If you are ordered to pay restitution and cannot pay it, then you can ask the court to change the order where the victim may be asked to provide additional documentation to justify the restitution order.


About the Author:

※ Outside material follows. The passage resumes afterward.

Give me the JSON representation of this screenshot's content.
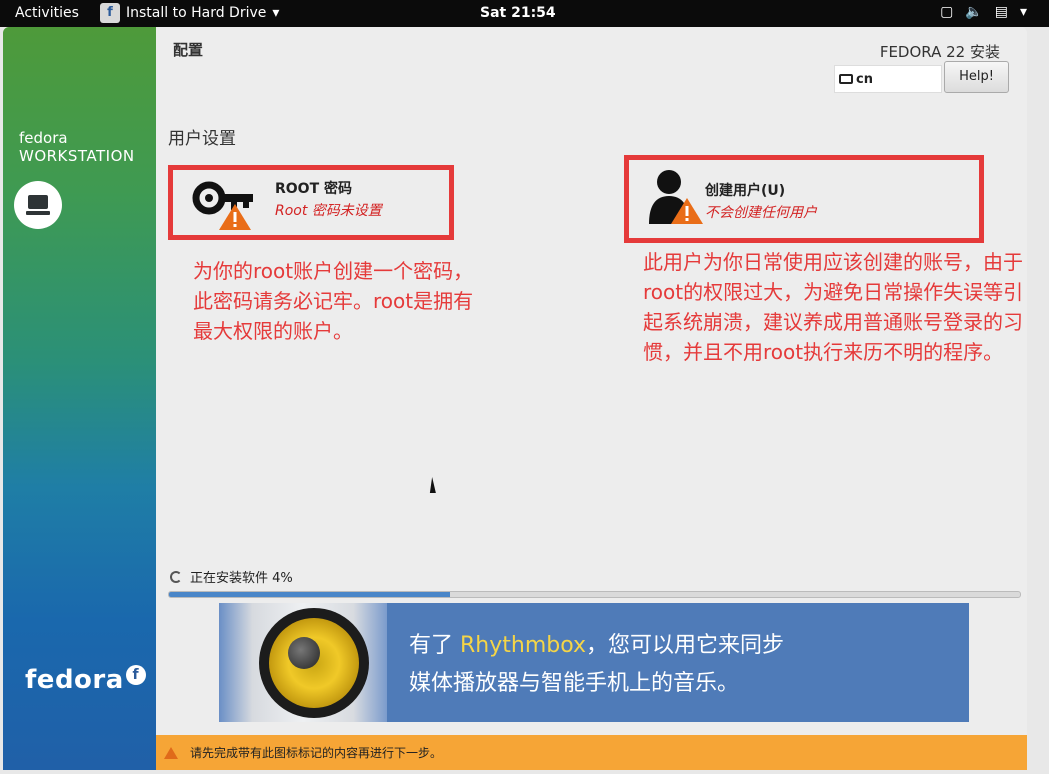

Andrew T. Poole is a Minnesota native who has served in the Army for more than 18 years and is currently a JAG lawyer in the Army Reserves in addition to serving as a partner at LaCourse, Poole & Envall. He has handled thousands of criminal and family law cases over the course of his career and has a firm belief that all hardworking Minnesotans should be entitled to the best possible legal counsel. Mr. Poole boasts a 10/10 Superb rating on Avvo, is Lead Counsel rated, and has been recognized multiple times by SuperLawyers, National Trial Lawyers, and others for his work.